◆ Exercise directions
Each line below should be quoted exactly, please.

(App and web page records)
------------------------------------------------------------
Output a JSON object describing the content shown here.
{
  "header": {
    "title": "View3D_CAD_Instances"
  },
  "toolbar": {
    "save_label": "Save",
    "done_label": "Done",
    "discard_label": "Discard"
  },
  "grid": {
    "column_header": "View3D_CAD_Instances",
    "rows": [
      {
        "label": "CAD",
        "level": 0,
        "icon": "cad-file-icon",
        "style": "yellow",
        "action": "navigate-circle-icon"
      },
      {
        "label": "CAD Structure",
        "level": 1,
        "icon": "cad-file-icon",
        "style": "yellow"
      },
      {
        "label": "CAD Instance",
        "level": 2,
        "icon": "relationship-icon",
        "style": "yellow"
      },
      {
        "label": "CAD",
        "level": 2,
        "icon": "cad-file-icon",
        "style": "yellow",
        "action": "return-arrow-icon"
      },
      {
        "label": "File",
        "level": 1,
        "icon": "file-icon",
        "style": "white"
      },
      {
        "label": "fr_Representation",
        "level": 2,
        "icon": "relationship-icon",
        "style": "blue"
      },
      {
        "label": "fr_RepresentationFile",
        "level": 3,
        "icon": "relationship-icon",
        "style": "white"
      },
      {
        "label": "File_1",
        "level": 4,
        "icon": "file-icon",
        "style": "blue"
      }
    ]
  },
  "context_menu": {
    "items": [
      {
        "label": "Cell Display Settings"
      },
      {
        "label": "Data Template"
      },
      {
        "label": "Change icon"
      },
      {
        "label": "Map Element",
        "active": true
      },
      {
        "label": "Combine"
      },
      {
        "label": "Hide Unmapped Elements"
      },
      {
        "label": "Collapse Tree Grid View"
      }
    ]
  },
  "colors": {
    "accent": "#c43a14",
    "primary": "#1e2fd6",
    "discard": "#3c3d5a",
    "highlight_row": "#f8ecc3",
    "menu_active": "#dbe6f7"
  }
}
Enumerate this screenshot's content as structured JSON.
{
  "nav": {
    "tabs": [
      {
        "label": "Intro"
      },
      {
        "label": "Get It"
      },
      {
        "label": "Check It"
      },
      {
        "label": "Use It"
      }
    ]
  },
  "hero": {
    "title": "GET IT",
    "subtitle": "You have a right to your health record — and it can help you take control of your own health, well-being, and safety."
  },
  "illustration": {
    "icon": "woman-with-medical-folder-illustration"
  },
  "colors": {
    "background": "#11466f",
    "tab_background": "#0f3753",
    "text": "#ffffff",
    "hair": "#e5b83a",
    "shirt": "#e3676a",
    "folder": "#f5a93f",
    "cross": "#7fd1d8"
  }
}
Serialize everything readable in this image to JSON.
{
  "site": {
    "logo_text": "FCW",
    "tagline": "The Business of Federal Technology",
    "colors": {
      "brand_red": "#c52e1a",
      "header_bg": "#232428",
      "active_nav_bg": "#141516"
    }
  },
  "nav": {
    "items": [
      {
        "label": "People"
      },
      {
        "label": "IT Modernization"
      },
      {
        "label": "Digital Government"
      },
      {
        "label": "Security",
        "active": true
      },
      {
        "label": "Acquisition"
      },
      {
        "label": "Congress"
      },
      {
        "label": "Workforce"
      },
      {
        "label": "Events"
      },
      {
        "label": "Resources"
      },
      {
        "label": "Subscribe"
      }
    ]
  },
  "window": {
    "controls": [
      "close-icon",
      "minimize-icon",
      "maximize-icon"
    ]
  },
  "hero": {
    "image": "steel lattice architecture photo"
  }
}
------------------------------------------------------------
◆ Task response
Output a JSON object describing the content shown here.
{
  "header": {
    "title": "View3D_CAD_Instances"
  },
  "toolbar": {
    "save_label": "Save",
    "done_label": "Done",
    "discard_label": "Discard"
  },
  "grid": {
    "column_header": "View3D_CAD_Instances",
    "rows": [
      {
        "label": "CAD",
        "level": 0,
        "icon": "cad-file-icon",
        "style": "yellow",
        "action": "navigate-circle-icon"
      },
      {
        "label": "CAD Structure",
        "level": 1,
        "icon": "cad-file-icon",
        "style": "yellow"
      },
      {
        "label": "CAD Instance",
        "level": 2,
        "icon": "relationship-icon",
        "style": "yellow"
      },
      {
        "label": "CAD",
        "level": 2,
        "icon": "cad-file-icon",
        "style": "yellow",
        "action": "return-arrow-icon"
      },
      {
        "label": "File",
        "level": 1,
        "icon": "file-icon",
        "style": "white"
      },
      {
        "label": "fr_Representation",
        "level": 2,
        "icon": "relationship-icon",
        "style": "blue"
      },
      {
        "label": "fr_RepresentationFile",
        "level": 3,
        "icon": "relationship-icon",
        "style": "white"
      },
      {
        "label": "File_1",
        "level": 4,
        "icon": "file-icon",
        "style": "blue"
      }
    ]
  },
  "context_menu": {
    "items": [
      {
        "label": "Cell Display Settings"
      },
      {
        "label": "Data Template"
      },
      {
        "label": "Change icon"
      },
      {
        "label": "Map Element",
        "active": true
      },
      {
        "label": "Combine"
      },
      {
        "label": "Hide Unmapped Elements"
      },
      {
        "label": "Collapse Tree Grid View"
      }
    ]
  },
  "colors": {
    "accent": "#c43a14",
    "primary": "#1e2fd6",
    "discard": "#3c3d5a",
    "highlight_row": "#f8ecc3",
    "menu_active": "#dbe6f7"
  }
}
Enumerate this screenshot's content as structured JSON.
{
  "nav": {
    "tabs": [
      {
        "label": "Intro"
      },
      {
        "label": "Get It"
      },
      {
        "label": "Check It"
      },
      {
        "label": "Use It"
      }
    ]
  },
  "hero": {
    "title": "GET IT",
    "subtitle": "You have a right to your health record — and it can help you take control of your own health, well-being, and safety."
  },
  "illustration": {
    "icon": "woman-with-medical-folder-illustration"
  },
  "colors": {
    "background": "#11466f",
    "tab_background": "#0f3753",
    "text": "#ffffff",
    "hair": "#e5b83a",
    "shirt": "#e3676a",
    "folder": "#f5a93f",
    "cross": "#7fd1d8"
  }
}
Serialize everything readable in this image to JSON.
{
  "site": {
    "logo_text": "FCW",
    "tagline": "The Business of Federal Technology",
    "colors": {
      "brand_red": "#c52e1a",
      "header_bg": "#232428",
      "active_nav_bg": "#141516"
    }
  },
  "nav": {
    "items": [
      {
        "label": "People"
      },
      {
        "label": "IT Modernization"
      },
      {
        "label": "Digital Government"
      },
      {
        "label": "Security",
        "active": true
      },
      {
        "label": "Acquisition"
      },
      {
        "label": "Congress"
      },
      {
        "label": "Workforce"
      },
      {
        "label": "Events"
      },
      {
        "label": "Resources"
      },
      {
        "label": "Subscribe"
      }
    ]
  },
  "window": {
    "controls": [
      "close-icon",
      "minimize-icon",
      "maximize-icon"
    ]
  },
  "hero": {
    "image": "steel lattice architecture photo"
  }
}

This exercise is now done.